(ASSIGNMENT)
With the string "multiverse" as the filter, copy each matching line from the records.

Dataset rows describing interfaces:
---------------

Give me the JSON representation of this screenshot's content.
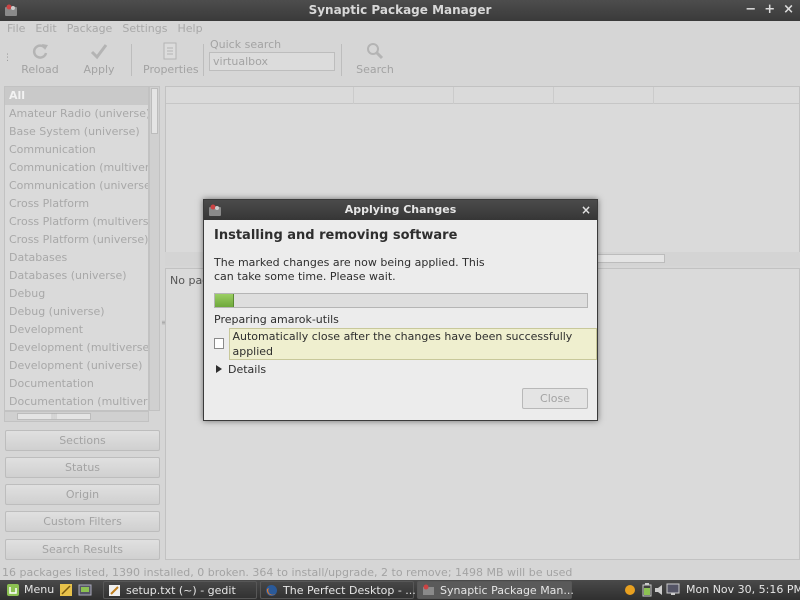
{
  "window": {
    "title": "Synaptic Package Manager",
    "controls": [
      "−",
      "+",
      "×"
    ]
  },
  "menu": [
    "File",
    "Edit",
    "Package",
    "Settings",
    "Help"
  ],
  "toolbar": {
    "reload": "Reload",
    "apply": "Apply",
    "properties": "Properties",
    "quick_search_label": "Quick search",
    "quick_search_value": "virtualbox",
    "search": "Search"
  },
  "sections_list": [
    "All",
    "Amateur Radio (universe)",
    "Base System (universe)",
    "Communication",
    "Communication (multiverse)",
    "Communication (universe)",
    "Cross Platform",
    "Cross Platform (multiverse)",
    "Cross Platform (universe)",
    "Databases",
    "Databases (universe)",
    "Debug",
    "Debug (universe)",
    "Development",
    "Development (multiverse)",
    "Development (universe)",
    "Documentation",
    "Documentation (multiverse)"
  ],
  "side_buttons": {
    "sections": "Sections",
    "status": "Status",
    "origin": "Origin",
    "custom_filters": "Custom Filters",
    "search_results": "Search Results"
  },
  "desc_panel": {
    "text": "No pac"
  },
  "status_bar": "16 packages listed, 1390 installed, 0 broken. 364 to install/upgrade, 2 to remove; 1498 MB will be used",
  "dialog": {
    "title": "Applying Changes",
    "heading": "Installing and removing software",
    "message": "The marked changes are now being applied. This can take some time. Please wait.",
    "progress": 0.05,
    "progress_text": "Preparing amarok-utils",
    "auto_close_label": "Automatically close after the changes have been successfully applied",
    "auto_close_checked": false,
    "details_label": "Details",
    "close_button": "Close"
  },
  "taskbar": {
    "menu": "Menu",
    "tasks": [
      "setup.txt (~) - gedit",
      "The Perfect Desktop - ...",
      "Synaptic Package Man..."
    ],
    "clock": "Mon Nov 30,  5:16 PM"
  }
}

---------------

(EXERCISE RESPONSE)
    "Communication (multiverse)",
    "Cross Platform (multiverse)",
    "Development (multiverse)",
    "Documentation (multiverse)"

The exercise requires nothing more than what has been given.